Ford said on Tuesday it was postponing its plan to restart production at its North American plants due to safety concerns for its workers amid the coronavirus pandemic.
To generate cash, the No. 2 U.S. automaker had said last week it was poised to restart production at some plants in North America as early as April 6, bringing back such profitable vehicles as its top-selling F-150 full-sized pickup, the Transit commercial van and SUVs.
But on Tuesday, Ford said it had been aiming to resume production at several key U.S. plants on April 14, but would now instead do so at dates it would announce later on.
"The health and safety of our workforce, dealers, customers, partners and communities remains our highest priority," Kumar Galhotra, president of Ford's North American operations, said in a statement.
Still, the automaker will open a plant in Ypsilanti, Michigan, during the week of April 20, that will make ventilators to treat patients afflicted by the coronavirus.
Rival Fiat Chrysler Automobiles said last week it plans to resume production in North America on April 13.
General Motors has shuttered its plants indefinitely and has not provided a date for vehicle production to restart. It is facing a delay in the production launch of its redesigned large SUVs and is delaying work on other SUVs.
"Once it is safe to resume production, we will do so," a GM spokesman said.

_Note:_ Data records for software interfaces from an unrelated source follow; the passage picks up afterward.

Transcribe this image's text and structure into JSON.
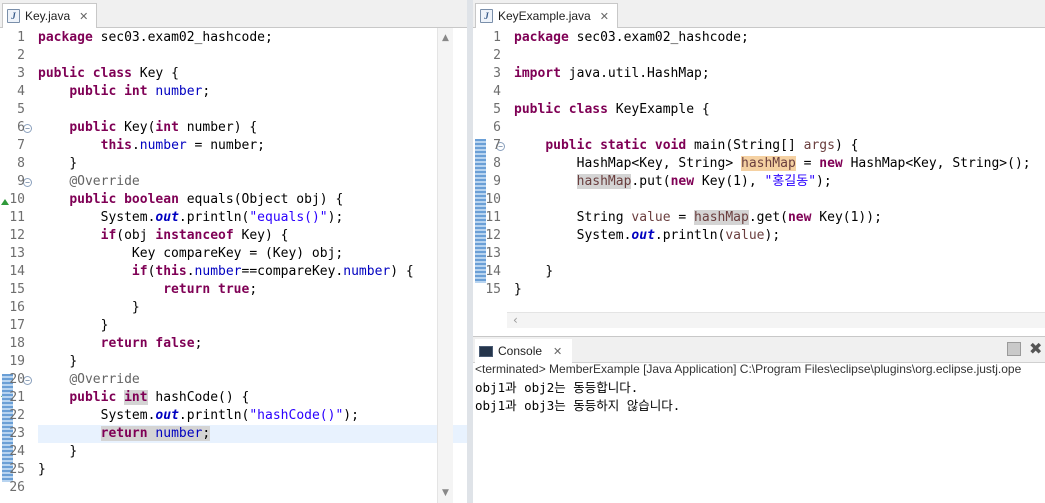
{
  "left_editor": {
    "tab_label": "Key.java",
    "line_numbers": [
      "1",
      "2",
      "3",
      "4",
      "5",
      "6",
      "7",
      "8",
      "9",
      "10",
      "11",
      "12",
      "13",
      "14",
      "15",
      "16",
      "17",
      "18",
      "19",
      "20",
      "21",
      "22",
      "23",
      "24",
      "25",
      "26"
    ]
  },
  "right_editor": {
    "tab_label": "KeyExample.java",
    "line_numbers": [
      "1",
      "2",
      "3",
      "4",
      "5",
      "6",
      "7",
      "8",
      "9",
      "10",
      "11",
      "12",
      "13",
      "14",
      "15"
    ]
  },
  "console": {
    "tab_label": "Console",
    "status": "<terminated> MemberExample [Java Application] C:\\Program Files\\eclipse\\plugins\\org.eclipse.justj.ope",
    "output_lines": [
      "obj1과 obj2는 동등합니다.",
      "obj1과 obj3는 동등하지 않습니다."
    ]
  },
  "tokens": {
    "package": "package",
    "import": "import",
    "public": "public",
    "class": "class",
    "int": "int",
    "this": "this",
    "boolean": "boolean",
    "if": "if",
    "instanceof": "instanceof",
    "return": "return",
    "true": "true",
    "false": "false",
    "static": "static",
    "void": "void",
    "new": "new",
    "override": "@Override",
    "number": "number",
    "out": "out",
    "pkg_name": " sec03.exam02_hashcode;",
    "key_class_rest": " Key {",
    "number_decl_end": ";",
    "ctor_open": " Key(",
    "ctor_param": " number) {",
    "assign": " = number;",
    "close_brace": "}",
    "equals_sig_rest": " equals(Object obj) {",
    "system": "System.",
    "println_open": ".println(",
    "str_equals": "\"equals()\"",
    "close_stmt": ");",
    "if_obj": "(obj ",
    "key_close": " Key) {",
    "cast_line": "Key compareKey = (Key) obj;",
    "if_open": "(",
    "dot": ".",
    "eqeq_cmp": "==compareKey.",
    "close_cond": ") {",
    "true_semicolon": ";",
    "hashcode_sig": " hashCode() {",
    "str_hashcode": "\"hashCode()\"",
    "semicolon": ";",
    "util_import": " java.util.HashMap;",
    "keyexample_rest": " KeyExample {",
    "main_sig": " main(String[] ",
    "args": "args",
    "main_close": ") {",
    "hm_type": "HashMap<Key, String> ",
    "hashMap": "hashMap",
    "eq": " = ",
    "hm_ctor": " HashMap<Key, String>();",
    "put_open": ".put(",
    "key1": " Key(1), ",
    "str_name": "\"홍길동\"",
    "string_decl": "String ",
    "value": "value",
    "get_open": ".get(",
    "key1_close": " Key(1));",
    "value_close": "value",
    "paren_semi": ");"
  }
}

As of Monday, Volkswagen was shooting for an April 5 reopening at its Tennessee plant. Honda, Nissan and Subaru facilities in North America will remain closed through April 6, and Hyundai through April 10. Toyota was planning to reopen its North American plants April 17.